    50
    A protegé of Gus Van Sant, Archer -- who also makes short films and music videos -- has a wild imagination he has trouble harnessing. He doesn't know the meaning of "too much." But Barkin, in short, blond hair, is superb, as usual, and Aaron Platt's cinematography is stunning. Here's hoping Archer gets his s - - t together in feature No. 3.
  5. Reviewed by: Manohla Dargis
    Sep 20, 2011
    50
    Shot in handsome, often vividly contrasting black and white, "____ Year" weighs in as an attempt at poetic expressionism, a bid to create a visual representation of Colleen's diffuse and fragmented mind. Mr. Archer's narrative ambitions are laudable, and some of his images (the cinematographer is Aaron Platt) are striking, though a lot of scenes also look like glossy fashion magazine layouts come to relative life. These poses and pretty rooms may accurately reflect Colleen's visual aesthetic, the world she inhabits or wants to, but whether hers or Mr. Archer's, it's not compelling.
  6. Reviewed by: David Fear
    Sep 20, 2011
    40
    Barkin may be the equal of Gena Rowlands or Liv Ullmann.
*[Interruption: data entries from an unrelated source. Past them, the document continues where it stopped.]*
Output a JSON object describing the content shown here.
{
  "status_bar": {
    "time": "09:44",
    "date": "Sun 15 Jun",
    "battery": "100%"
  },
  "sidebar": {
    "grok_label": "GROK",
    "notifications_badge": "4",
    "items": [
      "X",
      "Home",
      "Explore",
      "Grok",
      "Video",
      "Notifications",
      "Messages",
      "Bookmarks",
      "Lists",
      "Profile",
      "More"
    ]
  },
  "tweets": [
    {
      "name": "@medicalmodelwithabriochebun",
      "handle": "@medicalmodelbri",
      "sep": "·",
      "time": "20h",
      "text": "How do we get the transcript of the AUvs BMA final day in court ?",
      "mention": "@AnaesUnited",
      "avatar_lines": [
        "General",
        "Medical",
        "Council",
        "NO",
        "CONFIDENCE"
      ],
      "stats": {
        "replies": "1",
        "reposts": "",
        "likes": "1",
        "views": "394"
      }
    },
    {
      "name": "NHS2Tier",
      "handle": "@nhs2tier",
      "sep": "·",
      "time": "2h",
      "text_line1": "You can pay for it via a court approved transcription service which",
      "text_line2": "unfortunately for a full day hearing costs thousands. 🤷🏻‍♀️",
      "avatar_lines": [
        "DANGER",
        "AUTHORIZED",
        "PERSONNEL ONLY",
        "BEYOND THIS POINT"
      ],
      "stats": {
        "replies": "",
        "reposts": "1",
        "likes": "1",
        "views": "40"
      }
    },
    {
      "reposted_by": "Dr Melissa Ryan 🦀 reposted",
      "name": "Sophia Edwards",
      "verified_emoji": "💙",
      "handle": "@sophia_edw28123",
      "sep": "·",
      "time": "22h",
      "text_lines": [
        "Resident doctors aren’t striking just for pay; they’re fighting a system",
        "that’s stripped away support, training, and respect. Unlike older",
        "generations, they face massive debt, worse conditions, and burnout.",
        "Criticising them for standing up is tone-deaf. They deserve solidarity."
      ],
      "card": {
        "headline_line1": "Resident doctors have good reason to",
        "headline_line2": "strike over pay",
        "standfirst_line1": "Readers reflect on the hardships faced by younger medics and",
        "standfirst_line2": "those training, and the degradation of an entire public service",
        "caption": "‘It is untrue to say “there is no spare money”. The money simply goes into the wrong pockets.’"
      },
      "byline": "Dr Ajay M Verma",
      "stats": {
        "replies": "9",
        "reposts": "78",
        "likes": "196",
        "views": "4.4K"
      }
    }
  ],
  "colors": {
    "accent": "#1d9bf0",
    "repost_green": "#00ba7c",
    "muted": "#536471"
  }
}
Her director's clumsiness, however, suggests he isn't fit to hold Cassavetes's or Bergman's old camera cases.